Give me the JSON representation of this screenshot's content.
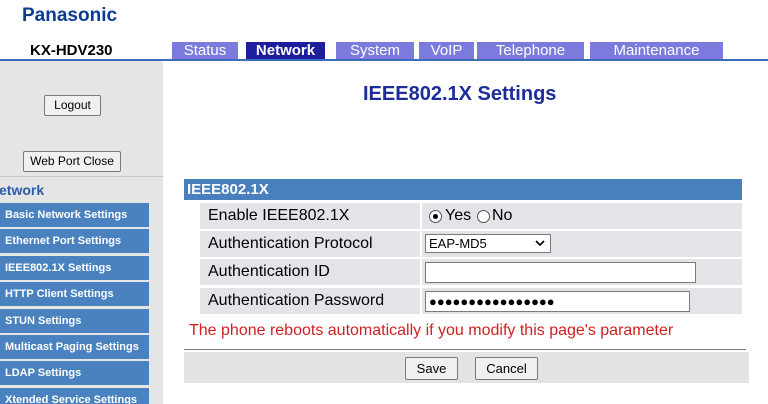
{
  "brand": "Panasonic",
  "model": "KX-HDV230",
  "tabs": [
    {
      "label": "Status"
    },
    {
      "label": "Network"
    },
    {
      "label": "System"
    },
    {
      "label": "VoIP"
    },
    {
      "label": "Telephone"
    },
    {
      "label": "Maintenance"
    }
  ],
  "active_tab": "Network",
  "sidebar": {
    "logout_label": "Logout",
    "webport_label": "Web Port Close",
    "heading": "etwork",
    "items": [
      {
        "label": "Basic Network Settings"
      },
      {
        "label": "Ethernet Port Settings"
      },
      {
        "label": "IEEE802.1X Settings"
      },
      {
        "label": "HTTP Client Settings"
      },
      {
        "label": "STUN Settings"
      },
      {
        "label": "Multicast Paging Settings"
      },
      {
        "label": "LDAP Settings"
      },
      {
        "label": "Xtended Service Settings"
      }
    ]
  },
  "page": {
    "title": "IEEE802.1X Settings",
    "section": "IEEE802.1X"
  },
  "form": {
    "enable_label": "Enable IEEE802.1X",
    "yes_label": "Yes",
    "no_label": "No",
    "enable_value": "Yes",
    "protocol_label": "Authentication Protocol",
    "protocol_value": "EAP-MD5",
    "id_label": "Authentication ID",
    "id_value": "",
    "password_label": "Authentication Password",
    "password_value": "●●●●●●●●●●●●●●●●"
  },
  "warning": "The phone reboots automatically if you modify this page's parameter",
  "buttons": {
    "save": "Save",
    "cancel": "Cancel"
  },
  "colors": {
    "brand": "#0a3d91",
    "tab_active": "#1d1d9e",
    "tab_inactive": "#7b7bde",
    "nav_item": "#4a82c0",
    "section_header": "#4a7fbd",
    "warning": "#d02020"
  }
}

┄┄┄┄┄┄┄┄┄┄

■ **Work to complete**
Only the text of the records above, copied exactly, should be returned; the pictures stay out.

■ **Solution to the exercise**
Give me the JSON representation of this screenshot's content.
{
  "brand": "Panasonic",
  "model": "KX-HDV230",
  "tabs": [
    {
      "label": "Status"
    },
    {
      "label": "Network"
    },
    {
      "label": "System"
    },
    {
      "label": "VoIP"
    },
    {
      "label": "Telephone"
    },
    {
      "label": "Maintenance"
    }
  ],
  "active_tab": "Network",
  "sidebar": {
    "logout_label": "Logout",
    "webport_label": "Web Port Close",
    "heading": "etwork",
    "items": [
      {
        "label": "Basic Network Settings"
      },
      {
        "label": "Ethernet Port Settings"
      },
      {
        "label": "IEEE802.1X Settings"
      },
      {
        "label": "HTTP Client Settings"
      },
      {
        "label": "STUN Settings"
      },
      {
        "label": "Multicast Paging Settings"
      },
      {
        "label": "LDAP Settings"
      },
      {
        "label": "Xtended Service Settings"
      }
    ]
  },
  "page": {
    "title": "IEEE802.1X Settings",
    "section": "IEEE802.1X"
  },
  "form": {
    "enable_label": "Enable IEEE802.1X",
    "yes_label": "Yes",
    "no_label": "No",
    "enable_value": "Yes",
    "protocol_label": "Authentication Protocol",
    "protocol_value": "EAP-MD5",
    "id_label": "Authentication ID",
    "id_value": "",
    "password_label": "Authentication Password",
    "password_value": "●●●●●●●●●●●●●●●●"
  },
  "warning": "The phone reboots automatically if you modify this page's parameter",
  "buttons": {
    "save": "Save",
    "cancel": "Cancel"
  },
  "colors": {
    "brand": "#0a3d91",
    "tab_active": "#1d1d9e",
    "tab_inactive": "#7b7bde",
    "nav_item": "#4a82c0",
    "section_header": "#4a7fbd",
    "warning": "#d02020"
  }
}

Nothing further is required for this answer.